A spokesman for the National Assn. of Realtors, which gave at least $33,000 to more than two dozen objectors, said the group changed its mind.
“Following a recent meeting of the RPAC Board of Trustees, our association lifted the temporary pause that was previously put in place on all federal political disbursements,” spokesman Patrick Newton said. “This decision will ensure we continue to engage with political candidates in an effort to support America’s homeowners and our nation’s real estate industry.”
A spokesperson for Cigna said its January policy was never intended to apply to how an elected official votes.
“Our new standard applies to those who incited violence or actively sought to obstruct the peaceful transition of power through words and other efforts. Congressional votes are, by definition, part of the peaceful transition of power outlined by law, and therefore, we believe are not the appropriate indicator for the application of our policy,” the healthcare company said in a statement.
A spokesman for AT&T noted that the company’s employee PACs did not donate to any individual member of Congress who sought to overturn the election results. They did donate to multi-candidate PACs, including $5,000 to one chaired by objector Rep. Mike Johnson of Louisiana, but said they received assurances that the money would not be used to support the campaigns of objectors, spokesman Michael Balmoris said.
“Our employee PACs continue to adhere to their policy adopted on Jan. 11 of suspending contributions to the reelection campaigns of members of Congress who voted to object to the certification of electoral college votes,” he said.
The direct impact on elected officials varies.
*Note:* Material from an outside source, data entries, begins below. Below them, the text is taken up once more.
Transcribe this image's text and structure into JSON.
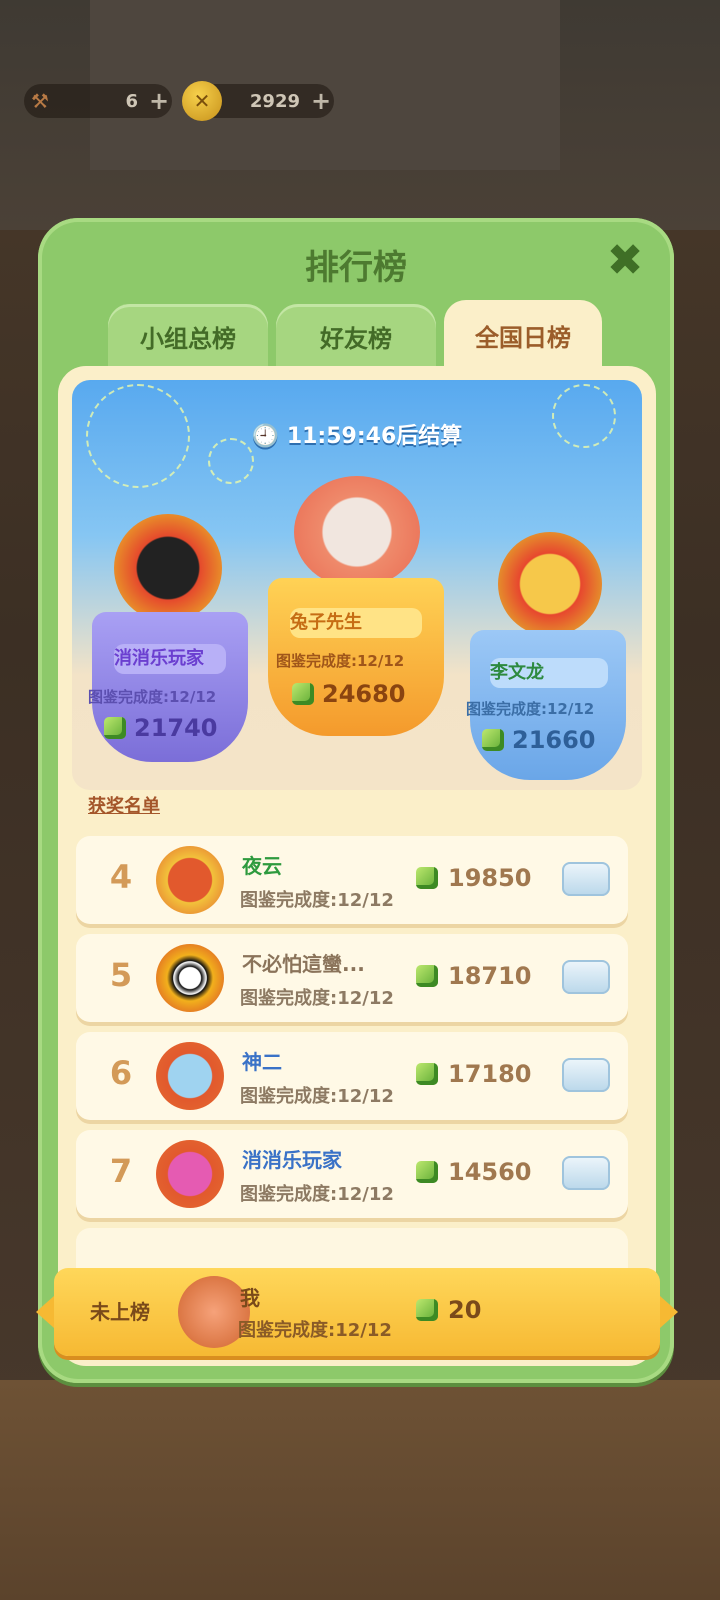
{
  "resources": {
    "items": [
      {
        "icon": "hammer-icon",
        "value": "6",
        "plus": "+"
      },
      {
        "icon": "coin-icon",
        "value": "2929",
        "plus": "+"
      }
    ]
  },
  "dialog": {
    "title": "排行榜",
    "close_icon": "close-icon"
  },
  "tabs": [
    {
      "label": "小组总榜",
      "active": false
    },
    {
      "label": "好友榜",
      "active": false
    },
    {
      "label": "全国日榜",
      "active": true
    }
  ],
  "timer": "11:59:46后结算",
  "podium": {
    "first": {
      "name": "兔子先生",
      "completion": "图鉴完成度:12/12",
      "score": "24680"
    },
    "second": {
      "name": "消消乐玩家",
      "completion": "图鉴完成度:12/12",
      "score": "21740"
    },
    "third": {
      "name": "李文龙",
      "completion": "图鉴完成度:12/12",
      "score": "21660"
    }
  },
  "winners_label": "获奖名单",
  "rows": [
    {
      "rank": "4",
      "name": "夜云",
      "completion": "图鉴完成度:12/12",
      "score": "19850"
    },
    {
      "rank": "5",
      "name": "不必怕這蠻...",
      "completion": "图鉴完成度:12/12",
      "score": "18710"
    },
    {
      "rank": "6",
      "name": "神二",
      "completion": "图鉴完成度:12/12",
      "score": "17180"
    },
    {
      "rank": "7",
      "name": "消消乐玩家",
      "completion": "图鉴完成度:12/12",
      "score": "14560"
    }
  ],
  "me": {
    "status": "未上榜",
    "name": "我",
    "completion": "图鉴完成度:12/12",
    "score": "20"
  },
  "colors": {
    "panel_green": "#8dc96a",
    "gold": "#f6b933",
    "purple": "#8f86e6",
    "orange": "#f7a630",
    "blue": "#6aa6e8"
  }
}
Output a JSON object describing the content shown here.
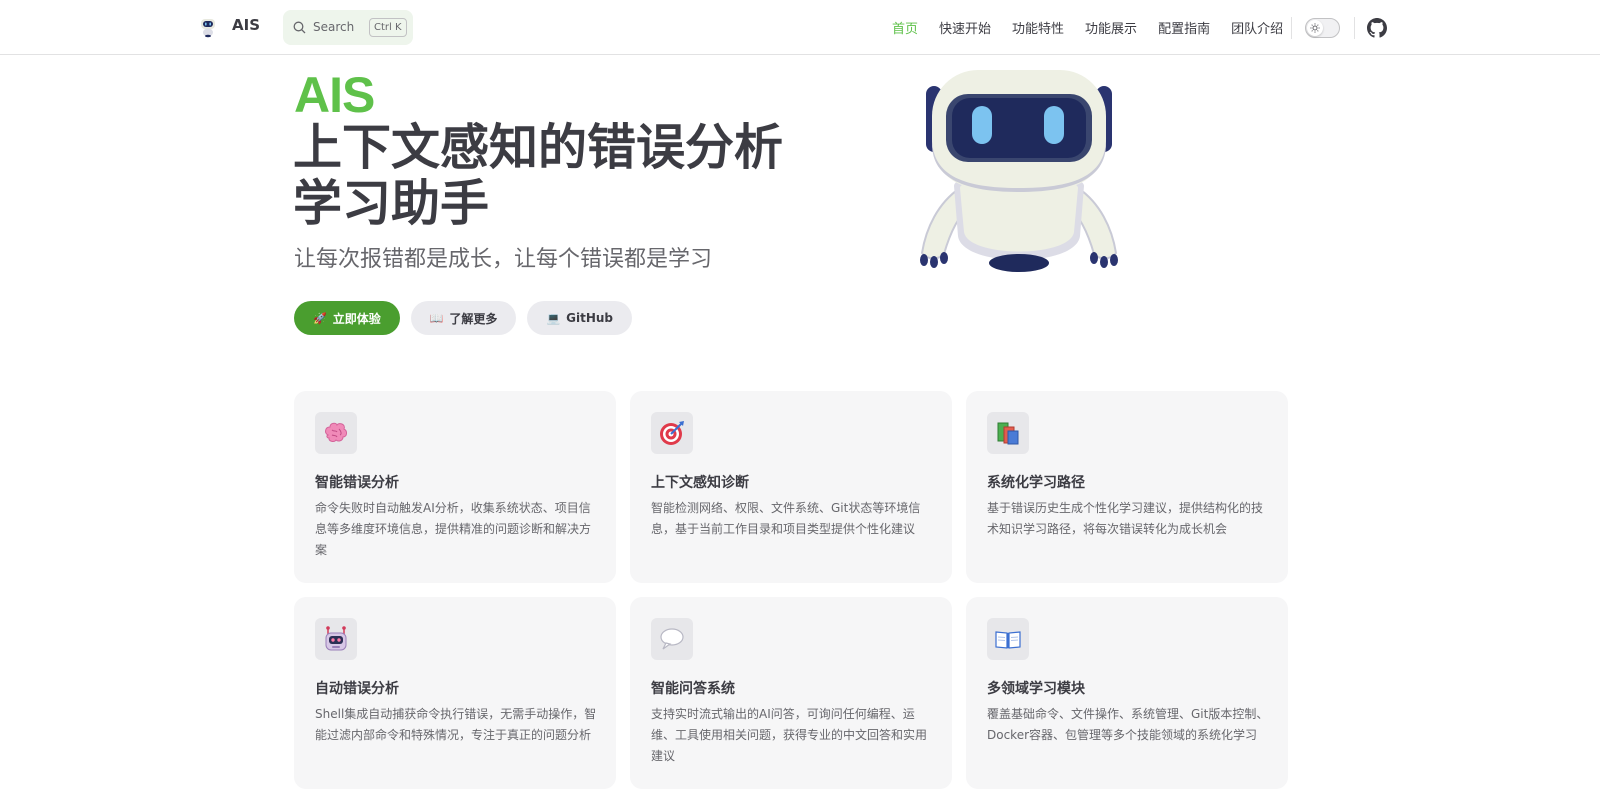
{
  "nav": {
    "brand": "AIS",
    "search_label": "Search",
    "search_shortcut": "Ctrl K",
    "links": [
      "首页",
      "快速开始",
      "功能特性",
      "功能展示",
      "配置指南",
      "团队介绍"
    ],
    "active_link": "首页",
    "icons": [
      "robot-logo-icon",
      "search-icon",
      "sun-icon",
      "github-icon"
    ]
  },
  "hero": {
    "name": "AIS",
    "text": "上下文感知的错误分析学习助手",
    "tagline": "让每次报错都是成长，让每个错误都是学习",
    "actions": [
      {
        "emoji": "🚀",
        "label": "立即体验",
        "theme": "brand"
      },
      {
        "emoji": "📖",
        "label": "了解更多",
        "theme": "alt"
      },
      {
        "emoji": "💻",
        "label": "GitHub",
        "theme": "alt"
      }
    ]
  },
  "features": [
    {
      "icon": "brain-icon",
      "title": "智能错误分析",
      "desc": "命令失败时自动触发AI分析，收集系统状态、项目信息等多维度环境信息，提供精准的问题诊断和解决方案"
    },
    {
      "icon": "target-icon",
      "title": "上下文感知诊断",
      "desc": "智能检测网络、权限、文件系统、Git状态等环境信息，基于当前工作目录和项目类型提供个性化建议"
    },
    {
      "icon": "books-icon",
      "title": "系统化学习路径",
      "desc": "基于错误历史生成个性化学习建议，提供结构化的技术知识学习路径，将每次错误转化为成长机会"
    },
    {
      "icon": "robot-icon",
      "title": "自动错误分析",
      "desc": "Shell集成自动捕获命令执行错误，无需手动操作，智能过滤内部命令和特殊情况，专注于真正的问题分析"
    },
    {
      "icon": "speech-bubble-icon",
      "title": "智能问答系统",
      "desc": "支持实时流式输出的AI问答，可询问任何编程、运维、工具使用相关问题，获得专业的中文回答和实用建议"
    },
    {
      "icon": "open-book-icon",
      "title": "多领域学习模块",
      "desc": "覆盖基础命令、文件操作、系统管理、Git版本控制、Docker容器、包管理等多个技能领域的系统化学习"
    }
  ],
  "colors": {
    "brand": "#5fc14a",
    "button_primary": "#4a9e2f",
    "text": "#3c3c43",
    "text_muted": "#67676c",
    "card_bg": "#f6f6f7"
  }
}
Some of the most visible and popular in pro-Donald Trump circles who opposed certifying the election results — such as Georgia Rep. Marjorie Taylor Greene or Missouri Sen. Josh Hawley — did not receive a dime from the corporations that pledged to modify their donation activity, but raised enormous amounts of money driven by small-dollar donors. But most did not, according to Legum’s analysis.
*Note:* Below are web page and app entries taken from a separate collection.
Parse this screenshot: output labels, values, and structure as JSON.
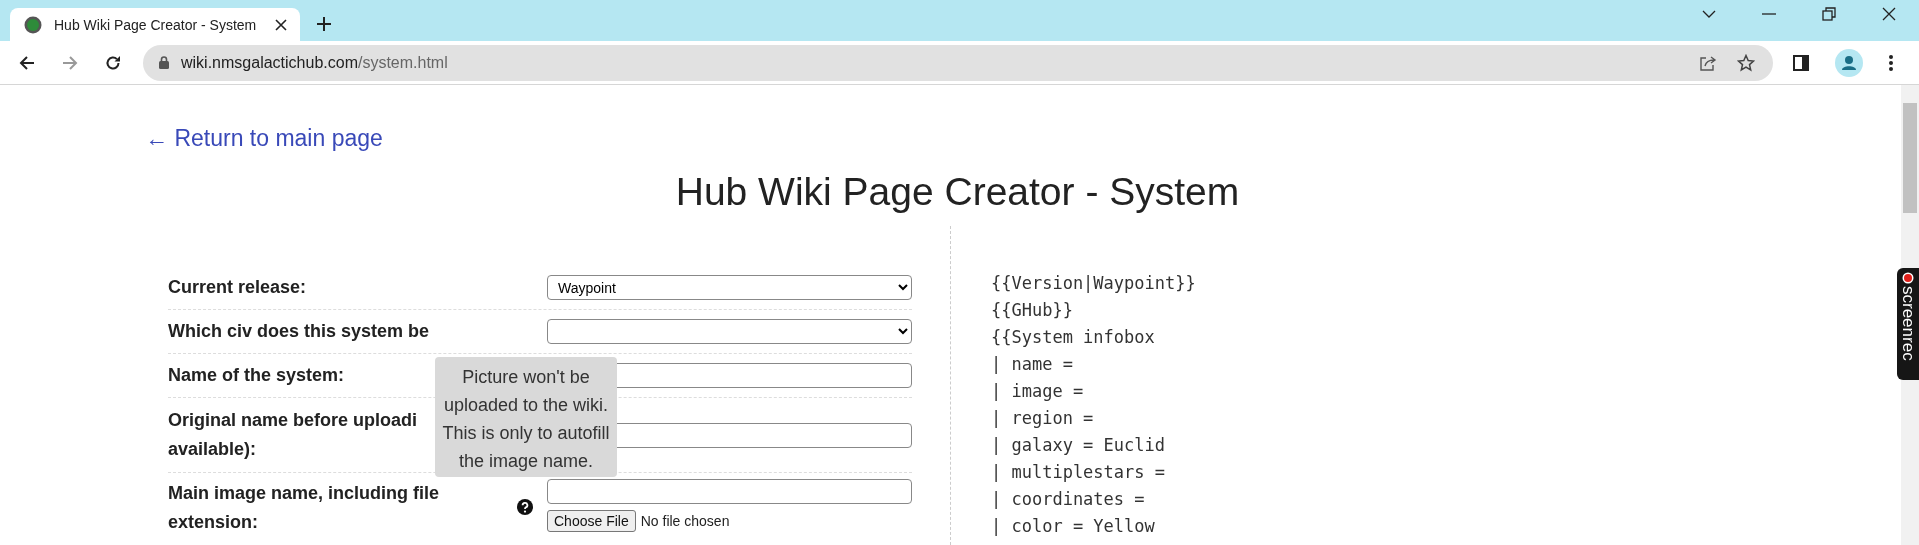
{
  "browser": {
    "tab": {
      "title": "Hub Wiki Page Creator - System",
      "selected": true
    },
    "address": {
      "host": "wiki.nmsgalactichub.com",
      "path": "/system.html"
    }
  },
  "page": {
    "back_link": "← Return to main page",
    "title": "Hub Wiki Page Creator - System",
    "form": [
      {
        "kind": "select",
        "label": "Current release:",
        "value": "Waypoint"
      },
      {
        "kind": "select",
        "label": "Which civ does this system be"
      },
      {
        "kind": "text",
        "label": "Name of the system:"
      },
      {
        "kind": "text",
        "label": "Original name before uploadi\navailable):"
      },
      {
        "kind": "image",
        "label": "Main image name, including file extension:",
        "file_button": "Choose File",
        "file_status": "No file chosen"
      }
    ],
    "tooltip": "Picture won't be uploaded to the wiki. This is only to autofill the image name.",
    "code_lines": [
      "{{Version|Waypoint}}",
      "{{GHub}}",
      "{{System infobox",
      "| name =",
      "| image =",
      "| region =",
      "| galaxy = Euclid",
      "| multiplestars =",
      "| coordinates =",
      "| color = Yellow"
    ]
  },
  "recorder_badge": "screenrec"
}
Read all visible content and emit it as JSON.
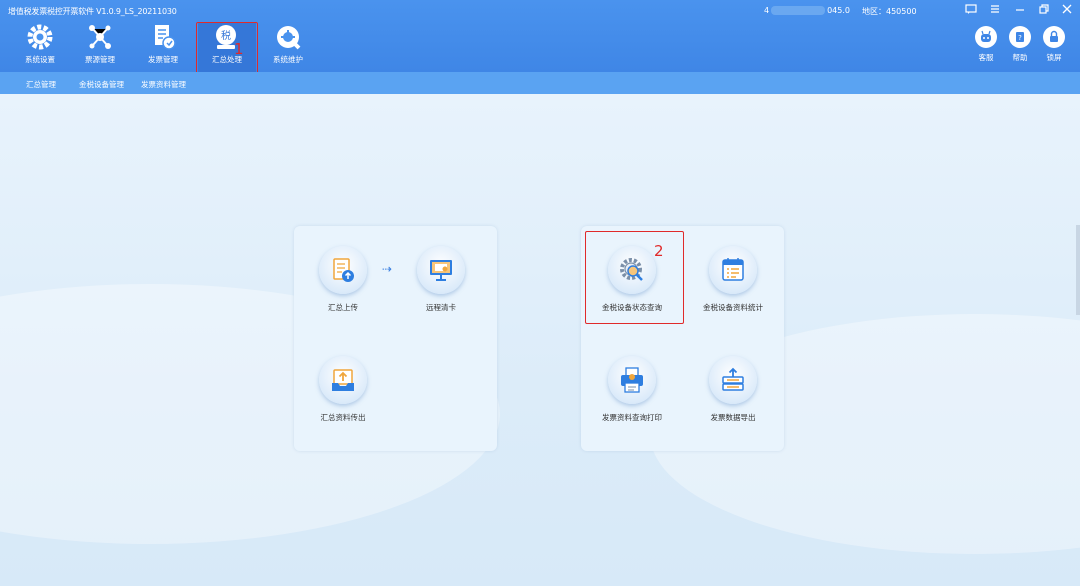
{
  "app": {
    "title": "增值税发票税控开票软件  V1.0.9_LS_20211030",
    "account_prefix": "4",
    "account_suffix": "045.0",
    "region": "地区：450500"
  },
  "toolbar": [
    {
      "label": "系统设置",
      "icon": "gear-icon"
    },
    {
      "label": "票源管理",
      "icon": "network-icon"
    },
    {
      "label": "发票管理",
      "icon": "invoice-icon"
    },
    {
      "label": "汇总处理",
      "icon": "tax-summary-icon"
    },
    {
      "label": "系统维护",
      "icon": "maintenance-icon"
    }
  ],
  "right_tools": [
    {
      "label": "客服",
      "icon": "robot-icon"
    },
    {
      "label": "帮助",
      "icon": "help-icon"
    },
    {
      "label": "锁屏",
      "icon": "lock-icon"
    }
  ],
  "subnav": [
    "汇总管理",
    "金税设备管理",
    "发票资料管理"
  ],
  "left_panel": [
    {
      "label": "汇总上传",
      "icon": "upload-doc-icon"
    },
    {
      "label": "远程清卡",
      "icon": "remote-monitor-icon"
    },
    {
      "label": "汇总资料传出",
      "icon": "export-tray-icon"
    }
  ],
  "right_panel": [
    {
      "label": "金税设备状态查询",
      "icon": "gear-search-icon"
    },
    {
      "label": "金税设备资料统计",
      "icon": "calendar-list-icon"
    },
    {
      "label": "发票资料查询打印",
      "icon": "printer-icon"
    },
    {
      "label": "发票数据导出",
      "icon": "data-export-icon"
    }
  ],
  "annotations": [
    "1",
    "2"
  ],
  "colors": {
    "header": "#4a93ee",
    "subnav": "#5aa3f2",
    "highlight": "#e02a2a",
    "accent": "#3a7fe0"
  }
}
“Fundraising surged for a select few of the loudest voices,” he tweeted. “But 2/3 of those who voted to overturn the election raised less than they did in the first quarter of the last election cycle.”
Less famous members of the GOP caucus were not able to make up the difference. Missouri Rep. Blaine Luetkemeyer reported $93,577 in contributions during the first three months of the year. Two years ago, during the same period in the electoral cycle, he raised $325,200, with most of the money coming from corporate PACs.
A spokeswoman for Luetkemeyer did not respond to a request for comment.
Another question is whether there are repercussions for companies that broke their pledges. Celebrities such as Debra Messing are calling out JetBlue on social media for donating $1,000 to Rep. Nicole Malliotakis of New York, and the Lincoln Project, a group of anti-Trump Republicans, launched a petition against the airline.
A spokesperson for JetBlue defended its PAC’s donations.
“Donations from the JetBlue PAC, funded by voluntary contributions, have historically been aimed at efforts to bring JetBlue’s service to more destinations, create jobs, provide affordable air travel options for consumers, and maintain a competitive position in the market. We take a bipartisan approach, supporting both Republicans and Democrats,” according to a statement provided by the company.
Critics of Trump’s behavior since losing the presidency and the GOP elected officials who have backed him argue that all donors should not contribute until the politicians concede that Biden was lawfully elected president.
“Corporations or frankly any other type of donor should withhold until these members clarify that they don’t support the conspiracy that led to the insurrection on Jan. 6,” said Rob Stutzman, a California-based Republican strategist who opposed the former president. “And that means a firm statement that Joe Biden was legitimately elected and that Donald Trump continues to be wrong about the matter.”